The other highlights while I was there were recording the single with Djibril and his drummers (steaming hot studio, but such fun!), making the video (SO much laughter!), seeing performances by DouDou NDiaye Rose, Coumba Gawlo, and Viviane, going to two other excellent sabar parties (drummer Pape Seck BLEW MY MIND, his drummers were so awesome), going to a soiree Senegalese, and tracking down my husband's uncle-in-law in central Dakar.

I really had an incredible couple of weeks and got an unnatural amount accomplished. Despite Dakar's heat, terrible air, mosquitos, and relentless filth, the Senegalese are staggeringly beautiful, peaceful, spiritual, and full of life and joy. Every bus and taxi is covered with spiritual sayings and plastered with pictures of their spiritual leaders. Every greeting seems to include the word Peace. On the way to the airport, when our taxi scraped the side of another car, all the men calmly got out of the two cars, greeted one another, and shook hands before discussing the accident. Then shook hands again, got into their cars and drove off.

The flights home totaled 36 hours of traveling, getting on and off planes and going through customs, but it was worth it. Arriving home, it was brilliant to see my husband and kids, who I'd missed loads. Felt great to have a very long and very hot bath. It took me two days to clean the house and two solid hours of combing our daughter's hair to pull it back from the brink of dread-lock-hood! Now trying to catch up. I had 750 new emails waiting for me ... aaaaah!

I hope I get to go back … soon!!!



The WOMEX conference in Seville, Spain is an annual four day convention where world music artists and industry types meet, mix, and network. There are showcases and workshops and booths. For ages, I had heard about WOMEX, so this year I just went for it (see story below) and it was truly amazing.

First off, I met a handful of WOMEX attendees on the plane from London to Seville. Lots of jolly introductions and energy. Once there, we all disappeared into taxis to our respective hotels. I shared a room with Luisa Cottifogli, a brilliant Italian singer who was one of my best friends while studying opera in Italy 23 years ago, and we had a super merry reunion. Her sense of humor was identical to mine, so we literally laughed for four solid days. In between our hysterics, I made about 100 great new contacts, saw scores of brilliant concerts, wandered around Seville (so beautiful!) and wondered if the Spanish knew anything about vegetables? Their diet seems to consist mainly of ham, bread, mayonnaise, wine, potatoes, and meat.

Of the showcases, I loved Balkan Beat Box, the Finnish foursome playing harmonica, and Vieux Farka Toure (again), missed Seun Kuti and Egypt 80 (just too tired), loved the mix of flamenco and qwwaali singing, and Julie Fowlis was lovely. Sitting or standing in the audience, I could see myself up there at the big Pavilion with a huge band including Senegalese dancers and drummers or at the Teatro Lope de Vega with a more intimate show. Just have to figure out HOW!
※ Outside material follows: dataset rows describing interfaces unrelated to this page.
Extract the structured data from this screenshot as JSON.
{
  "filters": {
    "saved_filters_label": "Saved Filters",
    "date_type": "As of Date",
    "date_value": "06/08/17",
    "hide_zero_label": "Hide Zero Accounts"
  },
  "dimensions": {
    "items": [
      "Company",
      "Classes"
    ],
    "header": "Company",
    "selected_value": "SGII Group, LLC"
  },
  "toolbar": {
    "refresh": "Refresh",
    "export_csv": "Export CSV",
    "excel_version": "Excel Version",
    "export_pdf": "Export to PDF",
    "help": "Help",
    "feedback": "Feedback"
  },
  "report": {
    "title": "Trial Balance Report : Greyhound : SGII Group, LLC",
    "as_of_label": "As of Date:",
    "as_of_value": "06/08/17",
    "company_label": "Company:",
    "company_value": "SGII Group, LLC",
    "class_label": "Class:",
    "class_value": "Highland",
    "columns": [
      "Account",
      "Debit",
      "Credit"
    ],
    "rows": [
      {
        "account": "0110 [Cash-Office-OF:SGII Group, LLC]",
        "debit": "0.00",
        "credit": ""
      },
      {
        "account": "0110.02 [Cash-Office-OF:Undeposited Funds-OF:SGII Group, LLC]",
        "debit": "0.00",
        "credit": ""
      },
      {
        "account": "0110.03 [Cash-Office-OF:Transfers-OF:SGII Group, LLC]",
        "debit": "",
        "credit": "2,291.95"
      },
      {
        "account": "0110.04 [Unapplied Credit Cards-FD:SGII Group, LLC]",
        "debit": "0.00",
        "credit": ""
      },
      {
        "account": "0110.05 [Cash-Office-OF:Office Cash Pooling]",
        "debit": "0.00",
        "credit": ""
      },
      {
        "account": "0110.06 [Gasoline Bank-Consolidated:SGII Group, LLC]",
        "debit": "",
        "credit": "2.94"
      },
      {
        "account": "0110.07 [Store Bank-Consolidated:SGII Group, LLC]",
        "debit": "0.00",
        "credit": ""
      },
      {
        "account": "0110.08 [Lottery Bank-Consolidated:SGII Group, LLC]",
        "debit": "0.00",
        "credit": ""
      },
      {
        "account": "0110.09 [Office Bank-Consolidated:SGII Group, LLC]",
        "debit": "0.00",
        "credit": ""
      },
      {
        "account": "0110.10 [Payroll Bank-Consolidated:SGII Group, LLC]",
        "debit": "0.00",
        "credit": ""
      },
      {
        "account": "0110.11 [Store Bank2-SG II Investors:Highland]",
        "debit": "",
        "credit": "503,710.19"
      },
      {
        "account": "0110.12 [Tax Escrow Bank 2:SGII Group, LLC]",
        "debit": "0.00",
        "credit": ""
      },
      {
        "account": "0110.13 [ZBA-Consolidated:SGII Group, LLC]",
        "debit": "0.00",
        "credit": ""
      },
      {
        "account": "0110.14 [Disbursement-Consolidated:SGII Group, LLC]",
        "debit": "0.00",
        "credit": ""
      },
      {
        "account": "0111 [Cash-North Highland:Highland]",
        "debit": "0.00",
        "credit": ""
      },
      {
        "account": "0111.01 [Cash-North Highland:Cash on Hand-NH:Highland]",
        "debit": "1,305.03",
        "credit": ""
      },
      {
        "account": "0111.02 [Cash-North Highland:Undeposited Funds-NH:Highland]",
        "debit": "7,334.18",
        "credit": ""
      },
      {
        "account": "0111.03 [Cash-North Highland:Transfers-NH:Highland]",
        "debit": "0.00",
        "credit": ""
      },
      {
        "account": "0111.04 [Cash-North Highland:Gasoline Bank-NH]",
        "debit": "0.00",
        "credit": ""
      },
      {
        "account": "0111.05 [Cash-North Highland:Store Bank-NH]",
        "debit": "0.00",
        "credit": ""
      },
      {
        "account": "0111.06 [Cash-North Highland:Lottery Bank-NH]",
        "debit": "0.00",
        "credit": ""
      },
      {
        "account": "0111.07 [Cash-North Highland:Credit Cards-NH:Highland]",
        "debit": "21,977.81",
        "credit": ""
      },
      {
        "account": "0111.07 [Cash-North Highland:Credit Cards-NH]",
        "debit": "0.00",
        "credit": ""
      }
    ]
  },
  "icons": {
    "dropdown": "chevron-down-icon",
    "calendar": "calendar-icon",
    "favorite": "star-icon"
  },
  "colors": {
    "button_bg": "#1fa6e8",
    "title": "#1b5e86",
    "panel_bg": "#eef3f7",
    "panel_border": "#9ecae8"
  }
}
Made some wonderful contacts and friends at the convention, on the bus TO the convention, at the parties AFTER the convention. Plus, I ended up meeting people from LA who I'd not yet had a chance to know! Very inspiring to see everyone so devoted to world music (a term many of them can't stand, but will use it for now!). Andy Palacio's last concert was excellent and the speeches that both he and his producer delivered were so inspiring, I got very misty eyed. Can't wait to return next year!!